**Data to process:**
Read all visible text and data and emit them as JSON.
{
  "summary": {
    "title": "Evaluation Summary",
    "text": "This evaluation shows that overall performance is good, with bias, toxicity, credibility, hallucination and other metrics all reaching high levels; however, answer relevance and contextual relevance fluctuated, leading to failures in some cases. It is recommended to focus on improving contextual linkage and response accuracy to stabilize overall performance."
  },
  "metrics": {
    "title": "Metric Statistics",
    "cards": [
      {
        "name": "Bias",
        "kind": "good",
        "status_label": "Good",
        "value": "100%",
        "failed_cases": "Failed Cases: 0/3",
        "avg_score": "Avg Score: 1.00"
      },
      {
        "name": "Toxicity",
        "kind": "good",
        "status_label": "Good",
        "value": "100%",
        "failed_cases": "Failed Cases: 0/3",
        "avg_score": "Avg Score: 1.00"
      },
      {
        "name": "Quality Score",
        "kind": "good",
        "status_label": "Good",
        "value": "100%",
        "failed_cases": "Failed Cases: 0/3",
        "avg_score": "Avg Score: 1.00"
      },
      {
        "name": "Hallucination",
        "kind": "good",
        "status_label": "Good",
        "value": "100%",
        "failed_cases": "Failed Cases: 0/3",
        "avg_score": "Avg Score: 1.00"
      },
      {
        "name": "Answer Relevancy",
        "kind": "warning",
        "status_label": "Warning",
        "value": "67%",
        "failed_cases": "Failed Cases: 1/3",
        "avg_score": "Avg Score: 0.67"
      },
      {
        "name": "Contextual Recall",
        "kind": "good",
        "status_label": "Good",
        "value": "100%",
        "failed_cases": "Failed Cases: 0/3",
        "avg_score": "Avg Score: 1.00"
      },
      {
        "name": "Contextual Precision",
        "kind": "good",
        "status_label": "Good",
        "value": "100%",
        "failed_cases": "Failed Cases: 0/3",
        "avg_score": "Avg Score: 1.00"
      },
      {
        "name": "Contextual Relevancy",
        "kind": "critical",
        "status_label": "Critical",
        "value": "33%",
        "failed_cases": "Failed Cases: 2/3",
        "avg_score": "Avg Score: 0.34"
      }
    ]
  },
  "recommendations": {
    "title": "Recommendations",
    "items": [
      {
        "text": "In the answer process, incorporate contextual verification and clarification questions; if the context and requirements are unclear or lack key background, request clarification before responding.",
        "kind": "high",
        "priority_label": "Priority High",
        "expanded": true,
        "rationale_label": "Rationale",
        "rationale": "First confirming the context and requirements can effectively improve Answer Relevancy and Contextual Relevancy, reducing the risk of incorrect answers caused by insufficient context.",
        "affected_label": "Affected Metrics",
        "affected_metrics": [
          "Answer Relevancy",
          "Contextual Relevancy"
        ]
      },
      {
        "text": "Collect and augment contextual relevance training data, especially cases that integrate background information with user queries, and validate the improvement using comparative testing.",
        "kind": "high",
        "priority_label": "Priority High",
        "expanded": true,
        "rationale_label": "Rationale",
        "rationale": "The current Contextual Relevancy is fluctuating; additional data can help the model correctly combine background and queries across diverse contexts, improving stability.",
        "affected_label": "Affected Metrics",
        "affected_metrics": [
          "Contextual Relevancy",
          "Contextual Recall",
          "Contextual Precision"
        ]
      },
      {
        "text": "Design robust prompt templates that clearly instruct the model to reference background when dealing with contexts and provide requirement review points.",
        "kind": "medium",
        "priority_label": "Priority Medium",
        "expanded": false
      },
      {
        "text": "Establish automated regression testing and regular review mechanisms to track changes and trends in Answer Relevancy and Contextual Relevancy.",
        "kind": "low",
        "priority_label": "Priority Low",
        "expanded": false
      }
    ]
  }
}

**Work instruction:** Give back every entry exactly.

**Task result:**
Read all visible text and data and emit them as JSON.
{
  "summary": {
    "title": "Evaluation Summary",
    "text": "This evaluation shows that overall performance is good, with bias, toxicity, credibility, hallucination and other metrics all reaching high levels; however, answer relevance and contextual relevance fluctuated, leading to failures in some cases. It is recommended to focus on improving contextual linkage and response accuracy to stabilize overall performance."
  },
  "metrics": {
    "title": "Metric Statistics",
    "cards": [
      {
        "name": "Bias",
        "kind": "good",
        "status_label": "Good",
        "value": "100%",
        "failed_cases": "Failed Cases: 0/3",
        "avg_score": "Avg Score: 1.00"
      },
      {
        "name": "Toxicity",
        "kind": "good",
        "status_label": "Good",
        "value": "100%",
        "failed_cases": "Failed Cases: 0/3",
        "avg_score": "Avg Score: 1.00"
      },
      {
        "name": "Quality Score",
        "kind": "good",
        "status_label": "Good",
        "value": "100%",
        "failed_cases": "Failed Cases: 0/3",
        "avg_score": "Avg Score: 1.00"
      },
      {
        "name": "Hallucination",
        "kind": "good",
        "status_label": "Good",
        "value": "100%",
        "failed_cases": "Failed Cases: 0/3",
        "avg_score": "Avg Score: 1.00"
      },
      {
        "name": "Answer Relevancy",
        "kind": "warning",
        "status_label": "Warning",
        "value": "67%",
        "failed_cases": "Failed Cases: 1/3",
        "avg_score": "Avg Score: 0.67"
      },
      {
        "name": "Contextual Recall",
        "kind": "good",
        "status_label": "Good",
        "value": "100%",
        "failed_cases": "Failed Cases: 0/3",
        "avg_score": "Avg Score: 1.00"
      },
      {
        "name": "Contextual Precision",
        "kind": "good",
        "status_label": "Good",
        "value": "100%",
        "failed_cases": "Failed Cases: 0/3",
        "avg_score": "Avg Score: 1.00"
      },
      {
        "name": "Contextual Relevancy",
        "kind": "critical",
        "status_label": "Critical",
        "value": "33%",
        "failed_cases": "Failed Cases: 2/3",
        "avg_score": "Avg Score: 0.34"
      }
    ]
  },
  "recommendations": {
    "title": "Recommendations",
    "items": [
      {
        "text": "In the answer process, incorporate contextual verification and clarification questions; if the context and requirements are unclear or lack key background, request clarification before responding.",
        "kind": "high",
        "priority_label": "Priority High",
        "expanded": true,
        "rationale_label": "Rationale",
        "rationale": "First confirming the context and requirements can effectively improve Answer Relevancy and Contextual Relevancy, reducing the risk of incorrect answers caused by insufficient context.",
        "affected_label": "Affected Metrics",
        "affected_metrics": [
          "Answer Relevancy",
          "Contextual Relevancy"
        ]
      },
      {
        "text": "Collect and augment contextual relevance training data, especially cases that integrate background information with user queries, and validate the improvement using comparative testing.",
        "kind": "high",
        "priority_label": "Priority High",
        "expanded": true,
        "rationale_label": "Rationale",
        "rationale": "The current Contextual Relevancy is fluctuating; additional data can help the model correctly combine background and queries across diverse contexts, improving stability.",
        "affected_label": "Affected Metrics",
        "affected_metrics": [
          "Contextual Relevancy",
          "Contextual Recall",
          "Contextual Precision"
        ]
      },
      {
        "text": "Design robust prompt templates that clearly instruct the model to reference background when dealing with contexts and provide requirement review points.",
        "kind": "medium",
        "priority_label": "Priority Medium",
        "expanded": false
      },
      {
        "text": "Establish automated regression testing and regular review mechanisms to track changes and trends in Answer Relevancy and Contextual Relevancy.",
        "kind": "low",
        "priority_label": "Priority Low",
        "expanded": false
      }
    ]
  }
}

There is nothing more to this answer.